Jason Gillespie: 'You have to be ruthless with your discipline when bowling to Steven Smith'

Considering Smith's history against the short ball, you would want to bowl bouncers every now and then, but be mindful of not overdoing it. For players like Smith, an important part of their game is their ability to bide their time and see through a tough spell. The knowledge that it's impossible for bowlers to maintain the same intensity and quality spell after spell empowers them. For India, considering that Ishant Sharma is not around this time to keep things tight, it's even more important to resist the temptation of going overboard with bouncers - at least, as a primary plan.

It's a given that Smith will get set at some stage and then India's plans must change. At that point they might want to do to Smith what Australia have looked to do to Kohli - bowl a sixth- or seventh-stump line with six or seven fielders on the off side. You need to have total belief when adopting this plan, because sticking with it for long periods will have a large role in determining its effectiveness.

Once the Kookaburra ball gets old and the batsman is set, there's a lot of merit in playing boring cricket. Test cricket has many phases and faces, and not all of them are pretty. The key to succeed in Australia as a bowling unit is to keep the game in your control for as long as possible. If you get too adventurous at the wrong time, there will be no coming back.

Last but not least, if the ball starts reverse-swinging, the leg-side trap is a viable option too. Though playing through the leg side is a strength of Smith's, sometimes your strengths can trigger your downfall too. The leg-side trap is fairly tough to execute, for the ball must start from slightly outside off (say, fourth stump) and finish within the stumps, without actually drifting down leg. The success of this move is heavily dependent on the condition of the ball, for it's nearly impossible to pull this off successfully if the ball isn't reverse-swinging.

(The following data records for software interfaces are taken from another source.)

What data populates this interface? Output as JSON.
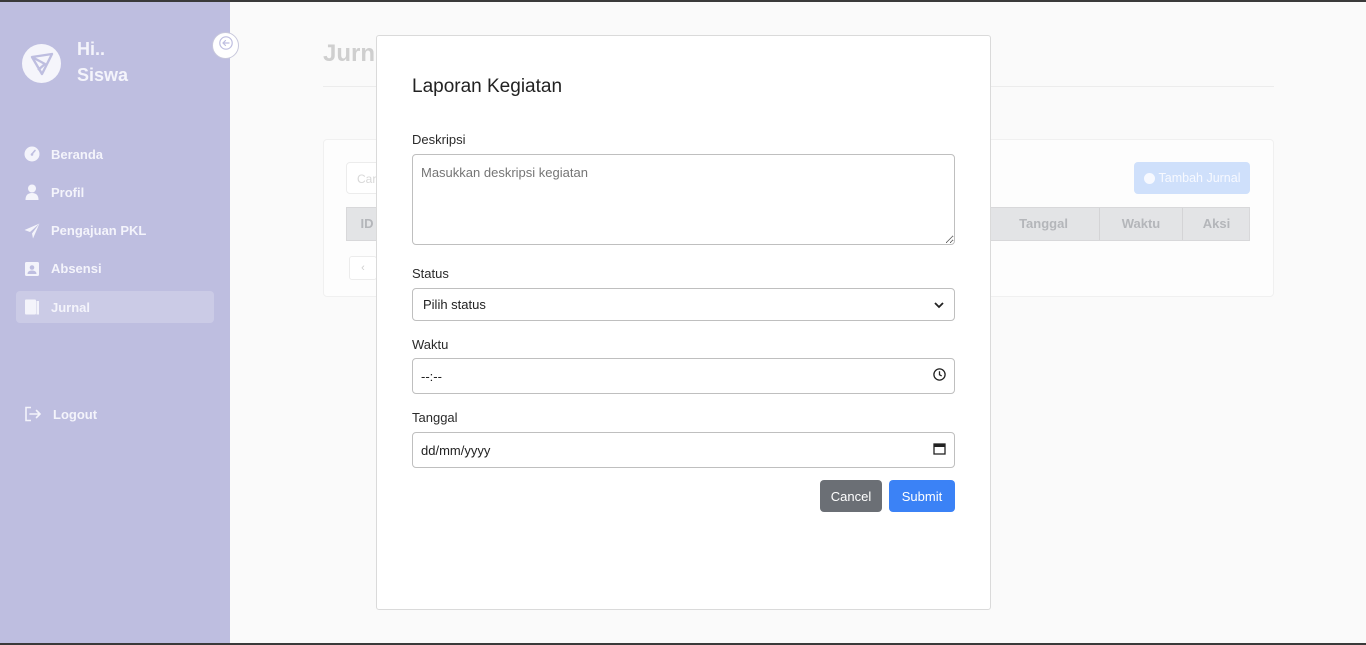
{
  "sidebar": {
    "greeting_line1": "Hi..",
    "greeting_line2": "Siswa",
    "items": [
      {
        "label": "Beranda",
        "icon": "gauge-icon"
      },
      {
        "label": "Profil",
        "icon": "user-icon"
      },
      {
        "label": "Pengajuan PKL",
        "icon": "paper-plane-icon"
      },
      {
        "label": "Absensi",
        "icon": "id-badge-icon"
      },
      {
        "label": "Jurnal",
        "icon": "book-icon",
        "active": true
      }
    ],
    "logout_label": "Logout",
    "colors": {
      "background": "#bebee0",
      "active": "#cbcbe6",
      "text": "#f4f4fb"
    }
  },
  "main": {
    "page_title": "Jurn",
    "search_placeholder": "Car",
    "add_button_label": "Tambah Jurnal",
    "table_headers": [
      "ID",
      "Tanggal",
      "Waktu",
      "Aksi"
    ],
    "pager_label": "‹"
  },
  "modal": {
    "title": "Laporan Kegiatan",
    "deskripsi": {
      "label": "Deskripsi",
      "placeholder": "Masukkan deskripsi kegiatan",
      "value": ""
    },
    "status": {
      "label": "Status",
      "selected": "Pilih status"
    },
    "waktu": {
      "label": "Waktu",
      "value": "--:--"
    },
    "tanggal": {
      "label": "Tanggal",
      "value": "dd/mm/yyyy"
    },
    "cancel_label": "Cancel",
    "submit_label": "Submit",
    "colors": {
      "cancel": "#6b6f75",
      "submit": "#3b82f6"
    }
  }
}
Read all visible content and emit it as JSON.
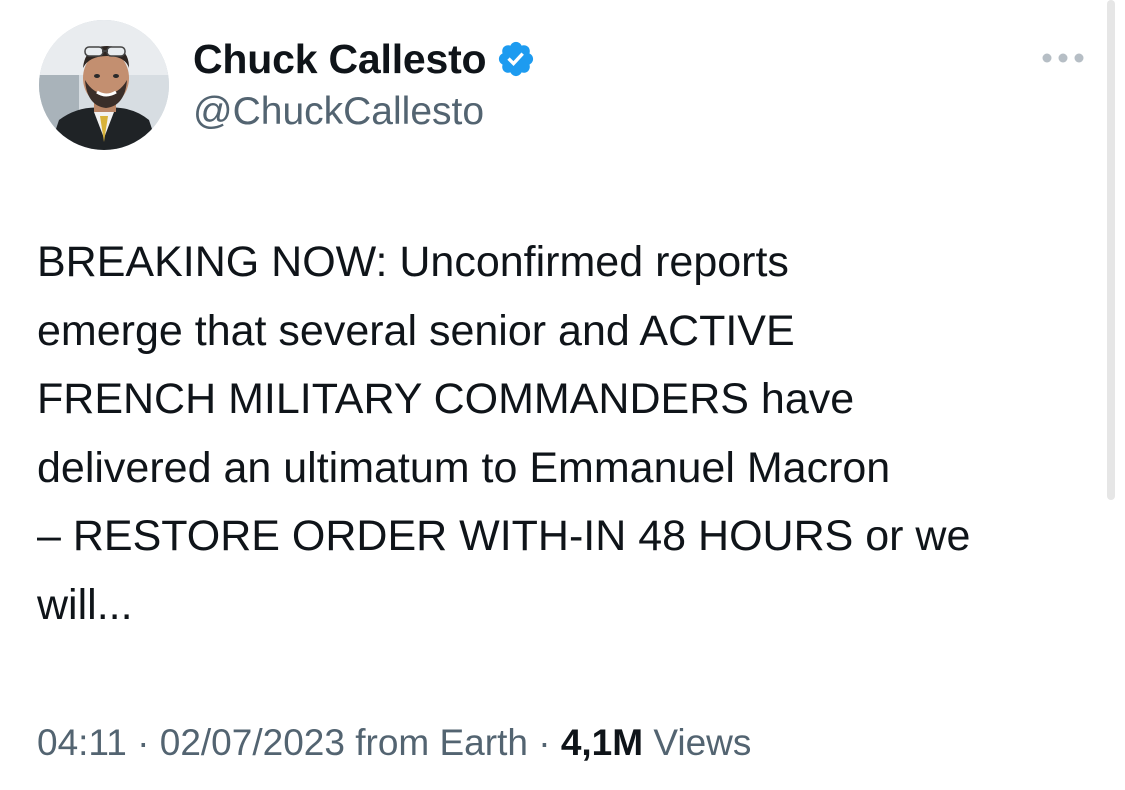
{
  "author": {
    "display_name": "Chuck Callesto",
    "handle": "@ChuckCallesto",
    "verified": true,
    "verified_color": "#1d9bf0"
  },
  "tweet": {
    "text_lines": [
      "BREAKING NOW: Unconfirmed reports",
      "emerge that several senior and ACTIVE",
      "FRENCH MILITARY COMMANDERS have",
      "delivered an ultimatum to Emmanuel Macron",
      "– RESTORE ORDER WITH-IN 48 HOURS or we",
      "will..."
    ]
  },
  "meta": {
    "time": "04:11",
    "separator": "·",
    "date": "02/07/2023",
    "source": "from Earth",
    "views_count": "4,1M",
    "views_label": "Views"
  },
  "icons": {
    "more": "more-horizontal-icon",
    "verified": "verified-badge-icon"
  },
  "colors": {
    "text": "#0f1419",
    "secondary": "#536471",
    "accent": "#1d9bf0"
  }
}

Former India opener Aakash Chopra is the author of three books, the latest of which is The Insider: Decoding the craft of cricket. @cricketaakash